Mike Papantonio: What kind of car do they drive? This is nothing more than just a black hole that leads right in to the parents’ life, the entire family’s life. I don’t understand. If you look at this, if we had a stalker, let’s say we just had some character out there stalking our child, trying to find out information about our child, aren’t there laws against that? I mean, there’s some stalking laws.
Mollye Barrows: Absolutely. Yes. You would be held accountable criminally, even just for the intent of trying to deceive or pursue somebody in a predatory fashion.
Mike Papantonio: How is this different? I’m not following it, other than it’s a corporation. Isn’t that the difference here?

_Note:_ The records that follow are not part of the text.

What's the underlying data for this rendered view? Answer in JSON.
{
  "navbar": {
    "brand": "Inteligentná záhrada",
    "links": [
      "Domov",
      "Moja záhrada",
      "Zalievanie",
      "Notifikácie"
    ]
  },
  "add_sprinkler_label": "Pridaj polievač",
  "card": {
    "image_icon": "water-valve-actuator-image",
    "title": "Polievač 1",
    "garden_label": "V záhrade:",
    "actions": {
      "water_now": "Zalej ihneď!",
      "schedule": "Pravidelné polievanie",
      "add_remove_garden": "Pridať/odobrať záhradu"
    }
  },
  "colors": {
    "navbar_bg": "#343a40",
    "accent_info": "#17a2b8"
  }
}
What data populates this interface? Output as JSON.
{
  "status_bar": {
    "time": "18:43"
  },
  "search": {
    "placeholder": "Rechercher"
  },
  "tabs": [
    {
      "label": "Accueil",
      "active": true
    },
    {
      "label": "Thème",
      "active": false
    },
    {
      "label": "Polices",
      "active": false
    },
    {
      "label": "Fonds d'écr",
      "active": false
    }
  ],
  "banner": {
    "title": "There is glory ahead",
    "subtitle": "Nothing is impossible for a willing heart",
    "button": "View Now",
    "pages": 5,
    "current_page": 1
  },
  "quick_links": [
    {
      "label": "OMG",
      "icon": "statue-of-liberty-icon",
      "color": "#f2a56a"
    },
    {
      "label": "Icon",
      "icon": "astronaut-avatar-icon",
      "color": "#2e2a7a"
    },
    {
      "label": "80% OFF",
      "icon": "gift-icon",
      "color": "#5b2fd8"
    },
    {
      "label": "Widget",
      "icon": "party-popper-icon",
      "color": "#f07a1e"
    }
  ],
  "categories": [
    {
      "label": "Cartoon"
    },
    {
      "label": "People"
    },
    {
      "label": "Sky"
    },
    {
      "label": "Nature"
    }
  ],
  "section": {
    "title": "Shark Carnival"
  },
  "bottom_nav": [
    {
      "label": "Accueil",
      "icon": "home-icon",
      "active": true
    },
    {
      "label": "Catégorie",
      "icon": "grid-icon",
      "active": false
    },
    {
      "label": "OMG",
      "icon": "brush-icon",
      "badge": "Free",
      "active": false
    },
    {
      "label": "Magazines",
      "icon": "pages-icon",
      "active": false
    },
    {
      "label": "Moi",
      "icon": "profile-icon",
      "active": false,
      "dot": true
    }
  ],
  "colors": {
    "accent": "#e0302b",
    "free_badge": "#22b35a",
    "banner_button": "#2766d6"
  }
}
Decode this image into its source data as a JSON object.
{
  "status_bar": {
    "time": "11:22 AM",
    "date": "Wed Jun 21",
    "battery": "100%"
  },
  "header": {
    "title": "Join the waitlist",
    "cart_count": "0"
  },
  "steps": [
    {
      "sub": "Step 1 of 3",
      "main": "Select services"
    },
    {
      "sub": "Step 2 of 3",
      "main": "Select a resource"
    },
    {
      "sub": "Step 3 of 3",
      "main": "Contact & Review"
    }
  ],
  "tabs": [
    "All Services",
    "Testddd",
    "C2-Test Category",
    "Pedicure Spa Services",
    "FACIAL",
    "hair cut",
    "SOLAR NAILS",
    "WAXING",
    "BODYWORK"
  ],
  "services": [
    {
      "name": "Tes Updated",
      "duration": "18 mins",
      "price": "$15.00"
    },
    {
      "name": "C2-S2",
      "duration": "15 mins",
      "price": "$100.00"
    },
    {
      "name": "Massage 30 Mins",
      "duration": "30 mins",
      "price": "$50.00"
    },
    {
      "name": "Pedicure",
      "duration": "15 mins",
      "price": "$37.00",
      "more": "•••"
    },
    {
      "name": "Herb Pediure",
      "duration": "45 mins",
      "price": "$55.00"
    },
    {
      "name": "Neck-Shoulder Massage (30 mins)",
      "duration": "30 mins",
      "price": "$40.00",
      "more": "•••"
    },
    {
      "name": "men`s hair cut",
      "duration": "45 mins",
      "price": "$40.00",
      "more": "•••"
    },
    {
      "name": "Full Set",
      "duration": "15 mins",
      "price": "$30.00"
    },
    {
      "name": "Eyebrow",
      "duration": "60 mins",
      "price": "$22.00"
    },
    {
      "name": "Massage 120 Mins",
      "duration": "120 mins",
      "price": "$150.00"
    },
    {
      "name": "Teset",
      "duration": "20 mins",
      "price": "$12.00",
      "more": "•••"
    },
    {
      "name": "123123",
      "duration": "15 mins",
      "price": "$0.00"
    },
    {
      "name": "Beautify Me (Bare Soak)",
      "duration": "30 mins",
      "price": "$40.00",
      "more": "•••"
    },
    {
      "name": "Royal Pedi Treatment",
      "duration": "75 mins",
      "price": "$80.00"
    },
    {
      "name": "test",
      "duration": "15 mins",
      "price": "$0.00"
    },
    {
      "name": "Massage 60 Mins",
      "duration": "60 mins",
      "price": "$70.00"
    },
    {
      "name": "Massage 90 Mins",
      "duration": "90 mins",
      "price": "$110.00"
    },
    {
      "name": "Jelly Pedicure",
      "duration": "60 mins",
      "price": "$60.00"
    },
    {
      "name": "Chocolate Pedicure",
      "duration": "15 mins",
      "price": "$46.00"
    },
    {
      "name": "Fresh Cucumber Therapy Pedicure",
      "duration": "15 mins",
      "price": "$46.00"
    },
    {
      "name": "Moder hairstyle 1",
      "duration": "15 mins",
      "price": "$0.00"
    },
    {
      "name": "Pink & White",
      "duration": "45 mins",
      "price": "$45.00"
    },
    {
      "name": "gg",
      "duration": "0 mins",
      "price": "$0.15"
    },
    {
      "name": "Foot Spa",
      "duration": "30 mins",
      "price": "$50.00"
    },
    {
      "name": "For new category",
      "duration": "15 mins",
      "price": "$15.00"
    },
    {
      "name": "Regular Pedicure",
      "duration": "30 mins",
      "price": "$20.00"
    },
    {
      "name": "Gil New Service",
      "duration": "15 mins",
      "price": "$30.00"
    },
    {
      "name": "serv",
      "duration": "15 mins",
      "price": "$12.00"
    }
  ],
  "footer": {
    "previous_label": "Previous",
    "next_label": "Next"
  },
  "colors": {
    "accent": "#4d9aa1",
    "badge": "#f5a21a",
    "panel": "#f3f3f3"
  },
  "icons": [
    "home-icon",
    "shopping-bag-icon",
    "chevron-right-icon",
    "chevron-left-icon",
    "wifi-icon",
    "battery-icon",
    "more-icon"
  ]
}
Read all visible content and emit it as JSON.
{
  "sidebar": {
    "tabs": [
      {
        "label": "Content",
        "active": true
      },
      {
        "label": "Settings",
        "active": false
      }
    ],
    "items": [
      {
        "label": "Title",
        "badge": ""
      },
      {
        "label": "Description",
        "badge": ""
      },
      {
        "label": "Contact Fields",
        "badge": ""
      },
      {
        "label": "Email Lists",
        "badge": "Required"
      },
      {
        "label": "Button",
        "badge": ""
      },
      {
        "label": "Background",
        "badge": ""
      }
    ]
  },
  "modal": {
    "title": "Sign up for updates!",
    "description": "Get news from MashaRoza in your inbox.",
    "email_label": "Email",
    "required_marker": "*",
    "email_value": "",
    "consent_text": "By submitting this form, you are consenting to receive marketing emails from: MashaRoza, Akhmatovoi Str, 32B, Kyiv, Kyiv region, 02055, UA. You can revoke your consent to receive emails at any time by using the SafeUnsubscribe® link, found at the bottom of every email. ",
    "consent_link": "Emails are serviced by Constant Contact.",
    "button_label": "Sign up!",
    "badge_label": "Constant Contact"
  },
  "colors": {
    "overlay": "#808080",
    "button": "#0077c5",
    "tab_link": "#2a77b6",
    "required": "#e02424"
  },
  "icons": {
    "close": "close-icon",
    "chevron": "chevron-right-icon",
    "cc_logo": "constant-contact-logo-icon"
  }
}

Mollye Barrows: Correct. And this Children’s Online Privacy Protection Act, which basically says any company that markets technology, like these gaming apps, to children under the age of 13 have to get parental permission, verifiable parental permission. Basically, they’re saying that that’s not what Disney’s doing, nor the software companies that helped them build these game apps. It’s not just this one game app. It was one in particular that was by far doing the majority of the stealing of the information, according to the lawsuit, but it was more than 40 gaming apps. They’re collecting a lot of data. As you know, that comes up in any number of lawsuits and accusations of companies stealing your information. Anytime you download an app, they want access to your photos, your contact list, this that and the other. As you know, you can gather so much information about people’s spending habits, and then target ads accordingly. That’s what they think that they’re doing. They just want them to obey the law.
Mike Papantonio: If I had a hacker move into Disney’s computer, and I start extracting information about Disney, where are they investing? Where are they putting their money? What have they been up to in the entertainment business? I’d go to prison. There is no difference here. They’re hacking by way of moving into these people’s lives with a computer game, for god’s sakes.
Mollye Barrows: Children especially, because they’re the easy ones to target. It seems innocent enough on the outside. Again, any time you download an app, whether it’s a child doing it or an adult, at least the adult has enough awareness to say, ‘Hey, maybe I don’t want to download this app,’ or, ‘I don’t want to do this, because the information that they want access to is not something I’m comfortable with.’ Kids, if they’re not getting permission from their parents who are looking over their shoulder, ‘Yes. I just want to get to Palace Pets, and I just want to play.’ Of course, if they’re on a parent’s device, they’re going to be able access all that information. This lawsuit just wants them to obey the law, but maybe that law needs to be … They need to take another look at that Children’s Online Privacy and Protection Act, I think, because it’s come up before in other stories we’ve done here on America’s Lawyer.
Mike Papantonio: I’d like know how many times Disney has had people prosecuted for going into their private business. This is just another double standard that we see so often.
Mollye Barrows: Disney, of course, defends themselves, just to give-
Mike Papantonio: oh of course…
Mollye Barrows: The other side. They say that this is just a misunderstanding of COPPA, which is that Children’s Online Privacy Protection Act again. They are looking forward to defending themselves in court.
Mike Papantonio: Oh gee, we didn’t know. How could we understand that? We only have, what? 10,000 lawyers who work with us.